**Records provided:**
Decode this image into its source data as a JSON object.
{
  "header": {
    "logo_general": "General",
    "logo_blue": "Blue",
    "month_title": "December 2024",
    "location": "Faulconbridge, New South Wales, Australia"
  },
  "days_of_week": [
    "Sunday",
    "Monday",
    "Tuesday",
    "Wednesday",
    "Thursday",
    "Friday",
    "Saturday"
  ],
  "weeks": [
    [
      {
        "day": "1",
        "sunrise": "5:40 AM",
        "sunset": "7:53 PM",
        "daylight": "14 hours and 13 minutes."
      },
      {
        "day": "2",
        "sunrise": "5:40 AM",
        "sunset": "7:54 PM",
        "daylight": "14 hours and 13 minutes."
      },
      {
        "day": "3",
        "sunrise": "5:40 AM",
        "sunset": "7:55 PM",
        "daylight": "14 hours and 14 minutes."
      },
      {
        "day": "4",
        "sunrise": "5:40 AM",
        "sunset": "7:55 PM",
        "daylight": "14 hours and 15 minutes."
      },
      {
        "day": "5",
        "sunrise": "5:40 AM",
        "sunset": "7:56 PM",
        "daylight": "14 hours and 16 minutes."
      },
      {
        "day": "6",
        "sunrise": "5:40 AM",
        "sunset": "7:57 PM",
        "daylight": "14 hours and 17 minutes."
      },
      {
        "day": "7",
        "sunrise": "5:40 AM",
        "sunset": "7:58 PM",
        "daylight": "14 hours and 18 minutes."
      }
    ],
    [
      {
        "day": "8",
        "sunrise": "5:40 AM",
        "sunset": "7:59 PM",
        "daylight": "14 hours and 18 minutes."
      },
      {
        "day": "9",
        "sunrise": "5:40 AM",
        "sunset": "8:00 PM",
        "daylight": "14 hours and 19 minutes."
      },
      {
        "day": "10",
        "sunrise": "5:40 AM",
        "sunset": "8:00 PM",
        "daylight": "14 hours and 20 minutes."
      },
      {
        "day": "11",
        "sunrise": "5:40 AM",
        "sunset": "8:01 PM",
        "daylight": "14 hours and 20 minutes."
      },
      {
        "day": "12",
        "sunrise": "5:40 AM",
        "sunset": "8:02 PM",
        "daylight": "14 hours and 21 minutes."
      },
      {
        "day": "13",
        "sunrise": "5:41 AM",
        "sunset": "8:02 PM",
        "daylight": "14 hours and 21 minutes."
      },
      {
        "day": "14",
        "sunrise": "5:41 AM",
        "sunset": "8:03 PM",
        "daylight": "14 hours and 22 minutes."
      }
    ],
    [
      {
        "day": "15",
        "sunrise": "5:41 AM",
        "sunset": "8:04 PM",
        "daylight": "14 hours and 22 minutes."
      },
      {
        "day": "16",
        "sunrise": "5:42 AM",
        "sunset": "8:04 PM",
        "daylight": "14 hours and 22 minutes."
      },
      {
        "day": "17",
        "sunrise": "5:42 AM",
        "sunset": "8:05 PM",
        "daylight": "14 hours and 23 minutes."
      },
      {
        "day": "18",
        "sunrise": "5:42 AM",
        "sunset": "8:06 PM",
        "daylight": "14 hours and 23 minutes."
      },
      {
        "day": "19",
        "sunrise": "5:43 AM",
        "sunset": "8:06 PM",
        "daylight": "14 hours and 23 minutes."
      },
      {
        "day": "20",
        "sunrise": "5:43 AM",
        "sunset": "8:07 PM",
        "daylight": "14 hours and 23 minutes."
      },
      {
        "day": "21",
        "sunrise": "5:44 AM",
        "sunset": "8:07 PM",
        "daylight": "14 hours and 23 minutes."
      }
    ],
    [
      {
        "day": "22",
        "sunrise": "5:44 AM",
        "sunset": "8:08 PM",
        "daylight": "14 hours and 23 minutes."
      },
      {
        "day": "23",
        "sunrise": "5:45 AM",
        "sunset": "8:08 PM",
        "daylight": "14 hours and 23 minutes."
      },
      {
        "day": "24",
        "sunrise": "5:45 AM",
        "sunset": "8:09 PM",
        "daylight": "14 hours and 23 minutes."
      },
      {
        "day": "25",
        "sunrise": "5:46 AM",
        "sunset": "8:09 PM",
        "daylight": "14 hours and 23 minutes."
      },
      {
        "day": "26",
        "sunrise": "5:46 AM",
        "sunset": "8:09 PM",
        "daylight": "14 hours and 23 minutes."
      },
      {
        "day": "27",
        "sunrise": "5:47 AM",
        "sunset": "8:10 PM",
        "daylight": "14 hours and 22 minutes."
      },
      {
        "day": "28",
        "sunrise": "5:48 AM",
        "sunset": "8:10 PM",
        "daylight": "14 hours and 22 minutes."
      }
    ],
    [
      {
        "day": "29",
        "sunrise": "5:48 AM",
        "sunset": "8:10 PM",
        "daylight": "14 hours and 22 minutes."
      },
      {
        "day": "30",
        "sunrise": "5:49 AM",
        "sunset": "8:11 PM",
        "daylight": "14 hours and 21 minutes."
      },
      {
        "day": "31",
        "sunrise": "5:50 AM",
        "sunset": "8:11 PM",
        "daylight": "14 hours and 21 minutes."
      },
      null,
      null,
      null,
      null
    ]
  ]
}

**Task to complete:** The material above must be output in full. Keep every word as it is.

**Task answer:**
Decode this image into its source data as a JSON object.
{
  "header": {
    "logo_general": "General",
    "logo_blue": "Blue",
    "month_title": "December 2024",
    "location": "Faulconbridge, New South Wales, Australia"
  },
  "days_of_week": [
    "Sunday",
    "Monday",
    "Tuesday",
    "Wednesday",
    "Thursday",
    "Friday",
    "Saturday"
  ],
  "weeks": [
    [
      {
        "day": "1",
        "sunrise": "5:40 AM",
        "sunset": "7:53 PM",
        "daylight": "14 hours and 13 minutes."
      },
      {
        "day": "2",
        "sunrise": "5:40 AM",
        "sunset": "7:54 PM",
        "daylight": "14 hours and 13 minutes."
      },
      {
        "day": "3",
        "sunrise": "5:40 AM",
        "sunset": "7:55 PM",
        "daylight": "14 hours and 14 minutes."
      },
      {
        "day": "4",
        "sunrise": "5:40 AM",
        "sunset": "7:55 PM",
        "daylight": "14 hours and 15 minutes."
      },
      {
        "day": "5",
        "sunrise": "5:40 AM",
        "sunset": "7:56 PM",
        "daylight": "14 hours and 16 minutes."
      },
      {
        "day": "6",
        "sunrise": "5:40 AM",
        "sunset": "7:57 PM",
        "daylight": "14 hours and 17 minutes."
      },
      {
        "day": "7",
        "sunrise": "5:40 AM",
        "sunset": "7:58 PM",
        "daylight": "14 hours and 18 minutes."
      }
    ],
    [
      {
        "day": "8",
        "sunrise": "5:40 AM",
        "sunset": "7:59 PM",
        "daylight": "14 hours and 18 minutes."
      },
      {
        "day": "9",
        "sunrise": "5:40 AM",
        "sunset": "8:00 PM",
        "daylight": "14 hours and 19 minutes."
      },
      {
        "day": "10",
        "sunrise": "5:40 AM",
        "sunset": "8:00 PM",
        "daylight": "14 hours and 20 minutes."
      },
      {
        "day": "11",
        "sunrise": "5:40 AM",
        "sunset": "8:01 PM",
        "daylight": "14 hours and 20 minutes."
      },
      {
        "day": "12",
        "sunrise": "5:40 AM",
        "sunset": "8:02 PM",
        "daylight": "14 hours and 21 minutes."
      },
      {
        "day": "13",
        "sunrise": "5:41 AM",
        "sunset": "8:02 PM",
        "daylight": "14 hours and 21 minutes."
      },
      {
        "day": "14",
        "sunrise": "5:41 AM",
        "sunset": "8:03 PM",
        "daylight": "14 hours and 22 minutes."
      }
    ],
    [
      {
        "day": "15",
        "sunrise": "5:41 AM",
        "sunset": "8:04 PM",
        "daylight": "14 hours and 22 minutes."
      },
      {
        "day": "16",
        "sunrise": "5:42 AM",
        "sunset": "8:04 PM",
        "daylight": "14 hours and 22 minutes."
      },
      {
        "day": "17",
        "sunrise": "5:42 AM",
        "sunset": "8:05 PM",
        "daylight": "14 hours and 23 minutes."
      },
      {
        "day": "18",
        "sunrise": "5:42 AM",
        "sunset": "8:06 PM",
        "daylight": "14 hours and 23 minutes."
      },
      {
        "day": "19",
        "sunrise": "5:43 AM",
        "sunset": "8:06 PM",
        "daylight": "14 hours and 23 minutes."
      },
      {
        "day": "20",
        "sunrise": "5:43 AM",
        "sunset": "8:07 PM",
        "daylight": "14 hours and 23 minutes."
      },
      {
        "day": "21",
        "sunrise": "5:44 AM",
        "sunset": "8:07 PM",
        "daylight": "14 hours and 23 minutes."
      }
    ],
    [
      {
        "day": "22",
        "sunrise": "5:44 AM",
        "sunset": "8:08 PM",
        "daylight": "14 hours and 23 minutes."
      },
      {
        "day": "23",
        "sunrise": "5:45 AM",
        "sunset": "8:08 PM",
        "daylight": "14 hours and 23 minutes."
      },
      {
        "day": "24",
        "sunrise": "5:45 AM",
        "sunset": "8:09 PM",
        "daylight": "14 hours and 23 minutes."
      },
      {
        "day": "25",
        "sunrise": "5:46 AM",
        "sunset": "8:09 PM",
        "daylight": "14 hours and 23 minutes."
      },
      {
        "day": "26",
        "sunrise": "5:46 AM",
        "sunset": "8:09 PM",
        "daylight": "14 hours and 23 minutes."
      },
      {
        "day": "27",
        "sunrise": "5:47 AM",
        "sunset": "8:10 PM",
        "daylight": "14 hours and 22 minutes."
      },
      {
        "day": "28",
        "sunrise": "5:48 AM",
        "sunset": "8:10 PM",
        "daylight": "14 hours and 22 minutes."
      }
    ],
    [
      {
        "day": "29",
        "sunrise": "5:48 AM",
        "sunset": "8:10 PM",
        "daylight": "14 hours and 22 minutes."
      },
      {
        "day": "30",
        "sunrise": "5:49 AM",
        "sunset": "8:11 PM",
        "daylight": "14 hours and 21 minutes."
      },
      {
        "day": "31",
        "sunrise": "5:50 AM",
        "sunset": "8:11 PM",
        "daylight": "14 hours and 21 minutes."
      },
      null,
      null,
      null,
      null
    ]
  ]
}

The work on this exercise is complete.